*** Information supplied ***
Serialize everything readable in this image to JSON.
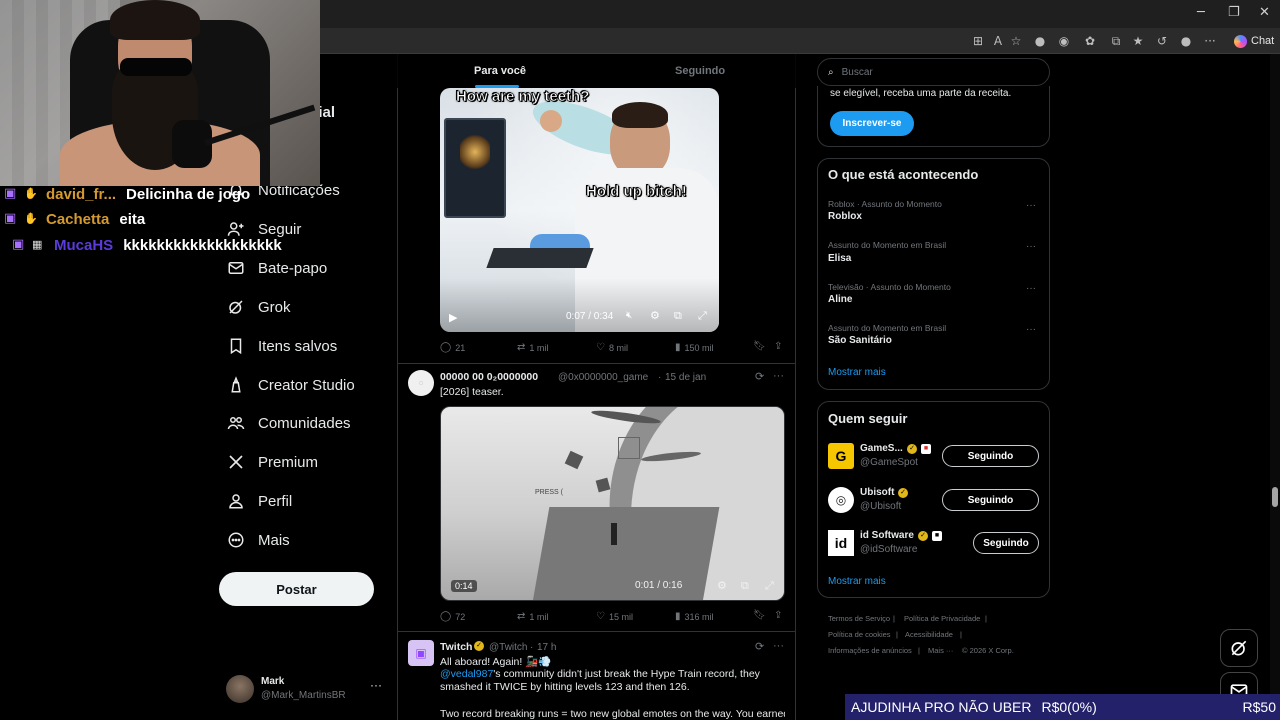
{
  "stream_overlay": {
    "chat": [
      {
        "user": "david_fr...",
        "user_color": "#d49a2f",
        "message": "Delicinha de jogo"
      },
      {
        "user": "Cachetta",
        "user_color": "#d49a2f",
        "message": "eita"
      },
      {
        "user": "MucaHS",
        "user_color": "#5b3bd9",
        "message": "kkkkkkkkkkkkkkkkkkk"
      }
    ],
    "donation_bar": {
      "label": "AJUDINHA PRO NÃO UBER",
      "current": "R$0(0%)",
      "goal": "R$50"
    }
  },
  "browser": {
    "chat_button": "Chat"
  },
  "nav": {
    "partial_item": "cial",
    "items": [
      {
        "label": "Notificações"
      },
      {
        "label": "Seguir"
      },
      {
        "label": "Bate-papo"
      },
      {
        "label": "Grok"
      },
      {
        "label": "Itens salvos"
      },
      {
        "label": "Creator Studio"
      },
      {
        "label": "Comunidades"
      },
      {
        "label": "Premium"
      },
      {
        "label": "Perfil"
      },
      {
        "label": "Mais"
      }
    ],
    "post_button": "Postar",
    "account": {
      "name": "Mark",
      "handle": "@Mark_MartinsBR"
    }
  },
  "timeline": {
    "tabs": [
      "Para você",
      "Seguindo"
    ],
    "posts": [
      {
        "meme_top": "How are my teeth?",
        "meme_bottom": "Hold up bitch!",
        "video_time": "0:07 / 0:34",
        "stats": {
          "replies": "21",
          "reposts": "1 mil",
          "likes": "8 mil",
          "views": "150 mil"
        }
      },
      {
        "author": "00000 00 0₂0000000",
        "handle": "@0x0000000_game",
        "date": "15 de jan",
        "text": "[2026] teaser.",
        "video_badge": "0:14",
        "video_time": "0:01 / 0:16",
        "scene_text": "PRESS (",
        "stats": {
          "replies": "72",
          "reposts": "1 mil",
          "likes": "15 mil",
          "views": "316 mil"
        }
      },
      {
        "author": "Twitch",
        "handle": "@Twitch",
        "time": "17 h",
        "line1": "All aboard! Again! 🚂💨",
        "mention": "@vedal987",
        "line2": "'s community didn't just break the Hype Train record, they smashed it TWICE by hitting levels 123 and then 126.",
        "line3": "Two record breaking runs = two new global emotes on the way. You earned"
      }
    ]
  },
  "sidebar": {
    "search_placeholder": "Buscar",
    "premium_text": "se elegível, receba uma parte da receita.",
    "subscribe_button": "Inscrever-se",
    "trends_title": "O que está acontecendo",
    "trends": [
      {
        "meta": "Roblox · Assunto do Momento",
        "name": "Roblox"
      },
      {
        "meta": "Assunto do Momento em Brasil",
        "name": "Elisa"
      },
      {
        "meta": "Televisão · Assunto do Momento",
        "name": "Aline"
      },
      {
        "meta": "Assunto do Momento em Brasil",
        "name": "São Sanitário"
      }
    ],
    "show_more": "Mostrar mais",
    "who_to_follow_title": "Quem seguir",
    "follow": [
      {
        "name": "GameS...",
        "handle": "@GameSpot",
        "button": "Seguindo"
      },
      {
        "name": "Ubisoft",
        "handle": "@Ubisoft",
        "button": "Seguindo"
      },
      {
        "name": "id Software",
        "handle": "@idSoftware",
        "button": "Seguindo"
      }
    ],
    "show_more_follow": "Mostrar mais",
    "footer": [
      "Termos de Serviço",
      "Política de Privacidade",
      "Política de cookies",
      "Acessibilidade",
      "Informações de anúncios",
      "Mais ···",
      "© 2026 X Corp."
    ]
  }
}
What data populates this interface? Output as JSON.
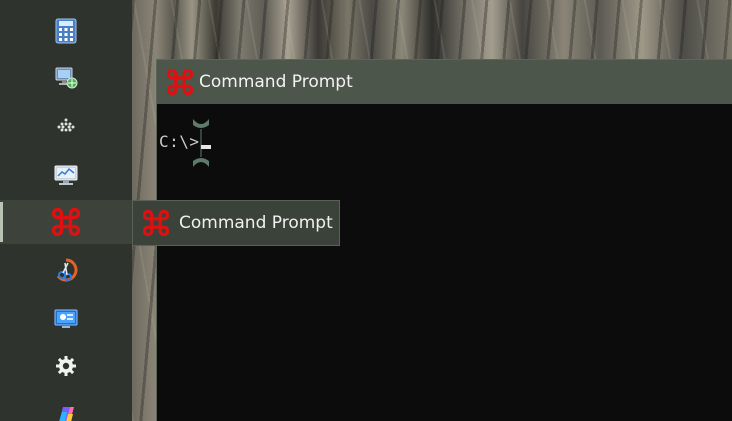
{
  "taskbar": {
    "items": [
      {
        "icon": "calculator-icon"
      },
      {
        "icon": "network-computer-icon"
      },
      {
        "icon": "dots-grid-icon"
      },
      {
        "icon": "performance-monitor-icon"
      },
      {
        "icon": "command-prompt-icon",
        "active": true
      },
      {
        "icon": "snipping-tool-icon"
      },
      {
        "icon": "remote-desktop-icon"
      },
      {
        "icon": "gear-icon"
      },
      {
        "icon": "copilot-icon"
      }
    ]
  },
  "window": {
    "title": "Command Prompt",
    "prompt": "C:\\>"
  },
  "tooltip": {
    "label": "Command Prompt"
  },
  "colors": {
    "cmd_icon_red": "#e01010",
    "console_bg": "#0c0c0c",
    "titlebar_bg": "#4d564b",
    "taskbar_bg": "#2e332d"
  }
}
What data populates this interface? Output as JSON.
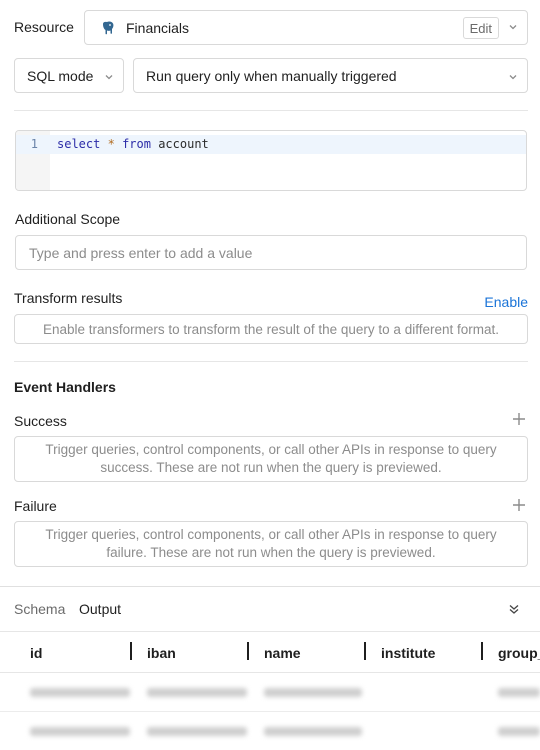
{
  "resource": {
    "label": "Resource",
    "selected": "Financials",
    "edit_label": "Edit",
    "icon": "postgres-elephant-icon"
  },
  "mode": {
    "selected": "SQL mode"
  },
  "trigger": {
    "selected": "Run query only when manually triggered"
  },
  "editor": {
    "line_number": "1",
    "code_kw1": "select",
    "code_op": "*",
    "code_kw2": "from",
    "code_table": "account"
  },
  "scope": {
    "label": "Additional Scope",
    "placeholder": "Type and press enter to add a value"
  },
  "transform": {
    "label": "Transform results",
    "enable_label": "Enable",
    "placeholder": "Enable transformers to transform the result of the query to a different format."
  },
  "event_handlers": {
    "title": "Event Handlers",
    "success_label": "Success",
    "success_text": "Trigger queries, control components, or call other APIs in response to query success. These are not run when the query is previewed.",
    "failure_label": "Failure",
    "failure_text": "Trigger queries, control components, or call other APIs in response to query failure. These are not run when the query is previewed."
  },
  "bottom": {
    "tab_schema": "Schema",
    "tab_output": "Output",
    "columns": [
      "id",
      "iban",
      "name",
      "institute",
      "group_"
    ]
  },
  "colors": {
    "accent": "#1b74d8",
    "border": "#d9d9d9",
    "placeholder": "#8c8c8c"
  }
}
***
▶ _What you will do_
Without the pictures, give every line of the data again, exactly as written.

▶ _Problem solution_
Serialize everything readable in this image to JSON.
{
  "stream_overlay": {
    "chat": [
      {
        "user": "david_fr...",
        "user_color": "#d49a2f",
        "message": "Delicinha de jogo"
      },
      {
        "user": "Cachetta",
        "user_color": "#d49a2f",
        "message": "eita"
      },
      {
        "user": "MucaHS",
        "user_color": "#5b3bd9",
        "message": "kkkkkkkkkkkkkkkkkkk"
      }
    ],
    "donation_bar": {
      "label": "AJUDINHA PRO NÃO UBER",
      "current": "R$0(0%)",
      "goal": "R$50"
    }
  },
  "browser": {
    "chat_button": "Chat"
  },
  "nav": {
    "partial_item": "cial",
    "items": [
      {
        "label": "Notificações"
      },
      {
        "label": "Seguir"
      },
      {
        "label": "Bate-papo"
      },
      {
        "label": "Grok"
      },
      {
        "label": "Itens salvos"
      },
      {
        "label": "Creator Studio"
      },
      {
        "label": "Comunidades"
      },
      {
        "label": "Premium"
      },
      {
        "label": "Perfil"
      },
      {
        "label": "Mais"
      }
    ],
    "post_button": "Postar",
    "account": {
      "name": "Mark",
      "handle": "@Mark_MartinsBR"
    }
  },
  "timeline": {
    "tabs": [
      "Para você",
      "Seguindo"
    ],
    "posts": [
      {
        "meme_top": "How are my teeth?",
        "meme_bottom": "Hold up bitch!",
        "video_time": "0:07 / 0:34",
        "stats": {
          "replies": "21",
          "reposts": "1 mil",
          "likes": "8 mil",
          "views": "150 mil"
        }
      },
      {
        "author": "00000 00 0₂0000000",
        "handle": "@0x0000000_game",
        "date": "15 de jan",
        "text": "[2026] teaser.",
        "video_badge": "0:14",
        "video_time": "0:01 / 0:16",
        "scene_text": "PRESS (",
        "stats": {
          "replies": "72",
          "reposts": "1 mil",
          "likes": "15 mil",
          "views": "316 mil"
        }
      },
      {
        "author": "Twitch",
        "handle": "@Twitch",
        "time": "17 h",
        "line1": "All aboard! Again! 🚂💨",
        "mention": "@vedal987",
        "line2": "'s community didn't just break the Hype Train record, they smashed it TWICE by hitting levels 123 and then 126.",
        "line3": "Two record breaking runs = two new global emotes on the way. You earned"
      }
    ]
  },
  "sidebar": {
    "search_placeholder": "Buscar",
    "premium_text": "se elegível, receba uma parte da receita.",
    "subscribe_button": "Inscrever-se",
    "trends_title": "O que está acontecendo",
    "trends": [
      {
        "meta": "Roblox · Assunto do Momento",
        "name": "Roblox"
      },
      {
        "meta": "Assunto do Momento em Brasil",
        "name": "Elisa"
      },
      {
        "meta": "Televisão · Assunto do Momento",
        "name": "Aline"
      },
      {
        "meta": "Assunto do Momento em Brasil",
        "name": "São Sanitário"
      }
    ],
    "show_more": "Mostrar mais",
    "who_to_follow_title": "Quem seguir",
    "follow": [
      {
        "name": "GameS...",
        "handle": "@GameSpot",
        "button": "Seguindo"
      },
      {
        "name": "Ubisoft",
        "handle": "@Ubisoft",
        "button": "Seguindo"
      },
      {
        "name": "id Software",
        "handle": "@idSoftware",
        "button": "Seguindo"
      }
    ],
    "show_more_follow": "Mostrar mais",
    "footer": [
      "Termos de Serviço",
      "Política de Privacidade",
      "Política de cookies",
      "Acessibilidade",
      "Informações de anúncios",
      "Mais ···",
      "© 2026 X Corp."
    ]
  }
}
What data populates this interface? Output as JSON.
{
  "taskbar": {
    "items": [
      {
        "icon": "calculator-icon"
      },
      {
        "icon": "network-computer-icon"
      },
      {
        "icon": "dots-grid-icon"
      },
      {
        "icon": "performance-monitor-icon"
      },
      {
        "icon": "command-prompt-icon",
        "active": true
      },
      {
        "icon": "snipping-tool-icon"
      },
      {
        "icon": "remote-desktop-icon"
      },
      {
        "icon": "gear-icon"
      },
      {
        "icon": "copilot-icon"
      }
    ]
  },
  "window": {
    "title": "Command Prompt",
    "prompt": "C:\\>"
  },
  "tooltip": {
    "label": "Command Prompt"
  },
  "colors": {
    "cmd_icon_red": "#e01010",
    "console_bg": "#0c0c0c",
    "titlebar_bg": "#4d564b",
    "taskbar_bg": "#2e332d"
  }
}
What data populates this interface? Output as JSON.
{
  "resource": {
    "label": "Resource",
    "selected": "Financials",
    "edit_label": "Edit",
    "icon": "postgres-elephant-icon"
  },
  "mode": {
    "selected": "SQL mode"
  },
  "trigger": {
    "selected": "Run query only when manually triggered"
  },
  "editor": {
    "line_number": "1",
    "code_kw1": "select",
    "code_op": "*",
    "code_kw2": "from",
    "code_table": "account"
  },
  "scope": {
    "label": "Additional Scope",
    "placeholder": "Type and press enter to add a value"
  },
  "transform": {
    "label": "Transform results",
    "enable_label": "Enable",
    "placeholder": "Enable transformers to transform the result of the query to a different format."
  },
  "event_handlers": {
    "title": "Event Handlers",
    "success_label": "Success",
    "success_text": "Trigger queries, control components, or call other APIs in response to query success. These are not run when the query is previewed.",
    "failure_label": "Failure",
    "failure_text": "Trigger queries, control components, or call other APIs in response to query failure. These are not run when the query is previewed."
  },
  "bottom": {
    "tab_schema": "Schema",
    "tab_output": "Output",
    "columns": [
      "id",
      "iban",
      "name",
      "institute",
      "group_"
    ]
  },
  "colors": {
    "accent": "#1b74d8",
    "border": "#d9d9d9",
    "placeholder": "#8c8c8c"
  }
}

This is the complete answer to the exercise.